PRONUNCIATION.


1. IN order to attain correctness of pronunciation in Chinese, three conditions must be satisfied; there must be accuracy of Sound, of Tone, and of Rhythm.

Of these three conditions, accuracy of sound, as considered with reference to the expression of it; syllabically or alphabetically, is the least important. We run less chance of being misunderstood if we say lan for nan, for instance, provided that we preserve the correct tone, than if we were to say nan2 when we should have said nan1.

Still, we must have a distinct idea of the syllable we are to pronounce, and as Chinese furnishes, in comparison with our alphabets, nothing but the most imperfect aid to the end in view, we are forced to supply the deficiency by combinations of our own alphabetic symbols sometimes at the rate of their prescriptive values, sometimes reinforcing them by diacritic marks, or arbitrarily constraining them to do a duty for which there is little precedent.

2. Sound.—The values assigned to the letters of the alphabet employed in the spelling of the syllables given below are here considered independently of tone; but the syllable has been spelt generally in the form that appeared to approach nearest to an adequate representation of the spoken sound, and at the same time to admit, without change of the letters composing it, of an application to it of the inflections proper to a change of tone.

Vowels and Diphthongal Sounds.
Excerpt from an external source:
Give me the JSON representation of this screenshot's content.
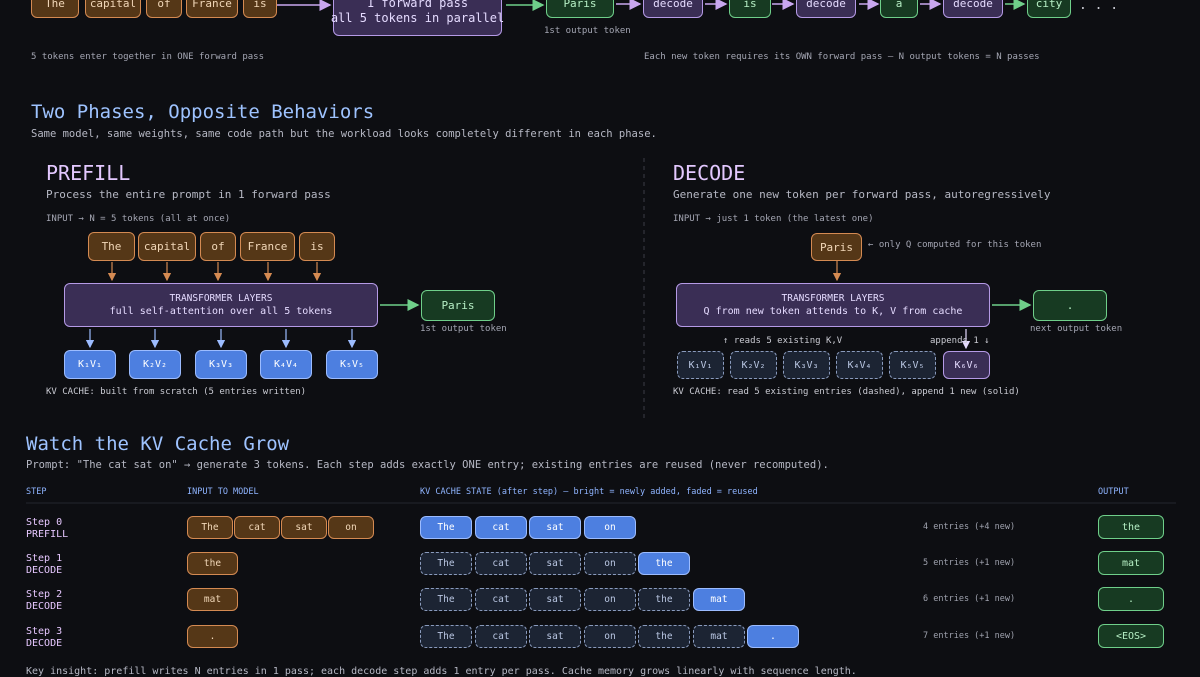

a.
The a in father; when pronounced singly, in particular after words terminating in vowel-sounds, slightly nasalised, as though preceded by 'ng.
ai.
Nearly our sound aye, but better represented by the Italian ai, in hái, amái.
ao.
The Italian ao in Aosta, Aorno; but not unfrequently inclining to á-oo, the Italian au ui cauto.
e.
In eh, en, as in yet, lens.
ei.
Nearly ey in grey, whey, but with greater distinctness of the vowels, as in the Italian lei, contei.
ê.
Nearest approached in English by the vowel-sound in earth, in perch, or in any word where e is followed by r, and a consonant not r; as in lurk. Singly, or as an initial, it has the nasal prefix 'ng stronger than the syllable a.
êi.
The foregoing ê followed enclitically by y. Strike out the n from the word money, and you have the syllable mêi. If the syllable nêi exist at all (which some Chinese, who pronounce it nui, dispute), the êi is most apparent in nêi.
êrh.
The urr, in burr, purr.
i.
As a single syllable, or as a final, the vowel-sound in ease, tree; in ih, in, ing, shortened as in chick, chin, thing.